One of the more recent and costly types of malware to attack our computers is generically referred to as "Rogue Antivirus Software", which is usually implanted on the victim's computer by a Trojan.  There are thousands of these rogue programs in current circulation, infecting millions of computers at any given time.  Rogue antivirus is sometimes installed by the user using "social engineering" tactics, which tricks the user into clicking on something that installs the rogue software.  Some of the common lures to ensnare the user into loading rogue software on the computer are offers for free screen savers, toolbars, utilities to play specific video formats (often attached to an email), sham online security scanners, contaminated PDF files, insecure web browsers, and other vectors. 


The common thread of this rogue software is an authentic looking  popup that informs the user that his computer is (falsely) infected with hundreds of viruses and Trojans, and for a fee it will clean the computer.  These popups which will not permanently close will typically hijack the computer, destroy the installed legitimate security software, prevent access to online services that can kill it, prevent cleaning utilities from executing, and otherwise take control of the computer until the user pays a fee, typically $30 to $70.  This fee is to be paid by credit card or other online payment service to a website that looks legitimate, but is really a complete scam. 


Not just will the rogue software not clean the computer of the pseudo infections after the fee is paid, but now a cyber criminal, often in Russia, has the user's credit card information.  it is not uncommon for that same credit card information to promptly be sold on illicit websites, and to have substantial unauthorized charges appear on the compromised credit card account.

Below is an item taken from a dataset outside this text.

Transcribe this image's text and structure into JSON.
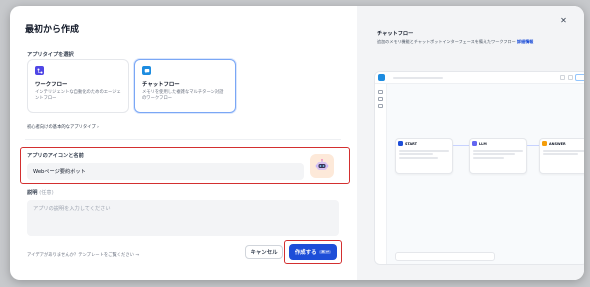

While there are many other cyber threats out there, those listed above are among the most commonly encountered by users.  The traditional antivirus software will protect from some of the threats listed, but not all of them; this enhanced security capability is in the purview of the comprehensive security suite, or a combination of different types of individual security utilities, and not the free standing antivirus program.  This is explicitly why I currently recommend a high quality integrated security suite, rather than an antivirus program.  There are several good commercial security suites available, as well as a few free security suites.  Just be aware that antivirus software by itself is inadequate to protect against today's contemporary cyber security threats.